WHAT TO PRODUCE: Throughout the material below, tally the lines containing "live" and give the total with no accompanying text.

GIVEN INFORMATION:
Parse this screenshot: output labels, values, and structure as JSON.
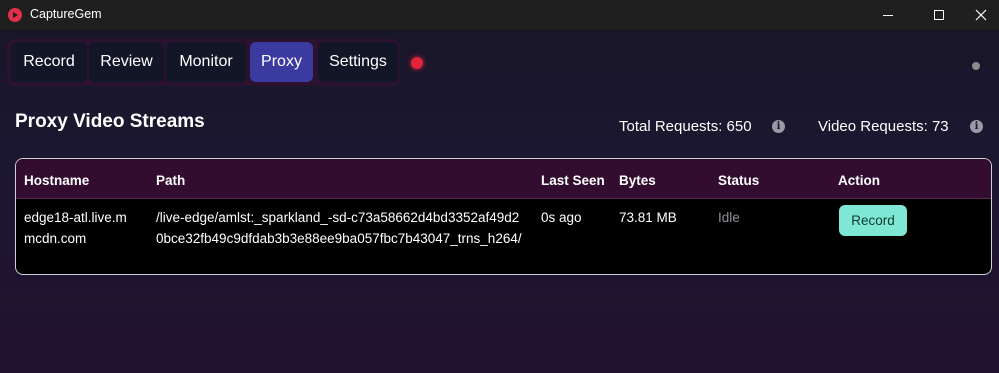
{
  "window": {
    "title": "CaptureGem",
    "app_icon": "capturegem-logo-icon"
  },
  "nav": {
    "tabs": [
      {
        "label": "Record",
        "active": false
      },
      {
        "label": "Review",
        "active": false
      },
      {
        "label": "Monitor",
        "active": false
      },
      {
        "label": "Proxy",
        "active": true
      },
      {
        "label": "Settings",
        "active": false
      }
    ],
    "recording_indicator_color": "#e0243a",
    "connection_status_color": "#8a8a8a"
  },
  "page": {
    "title": "Proxy Video Streams",
    "total_requests": "Total Requests: 650",
    "video_requests": "Video Requests: 73"
  },
  "table": {
    "columns": [
      "Hostname",
      "Path",
      "Last Seen",
      "Bytes",
      "Status",
      "Action"
    ],
    "rows": [
      {
        "hostname": "edge18-atl.live.mmcdn.com",
        "path": "/live-edge/amlst:_sparkland_-sd-c73a58662d4bd3352af49d20bce32fb49c9dfdab3b3e88ee9ba057fbc7b43047_trns_h264/",
        "last_seen": "0s ago",
        "bytes": "73.81 MB",
        "status": "Idle",
        "action": "Record"
      }
    ]
  },
  "colors": {
    "active_tab": "#3a3aa0",
    "record_button": "#7fe8d4",
    "table_header": "#330d30"
  }
}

TASK OUTPUT: 2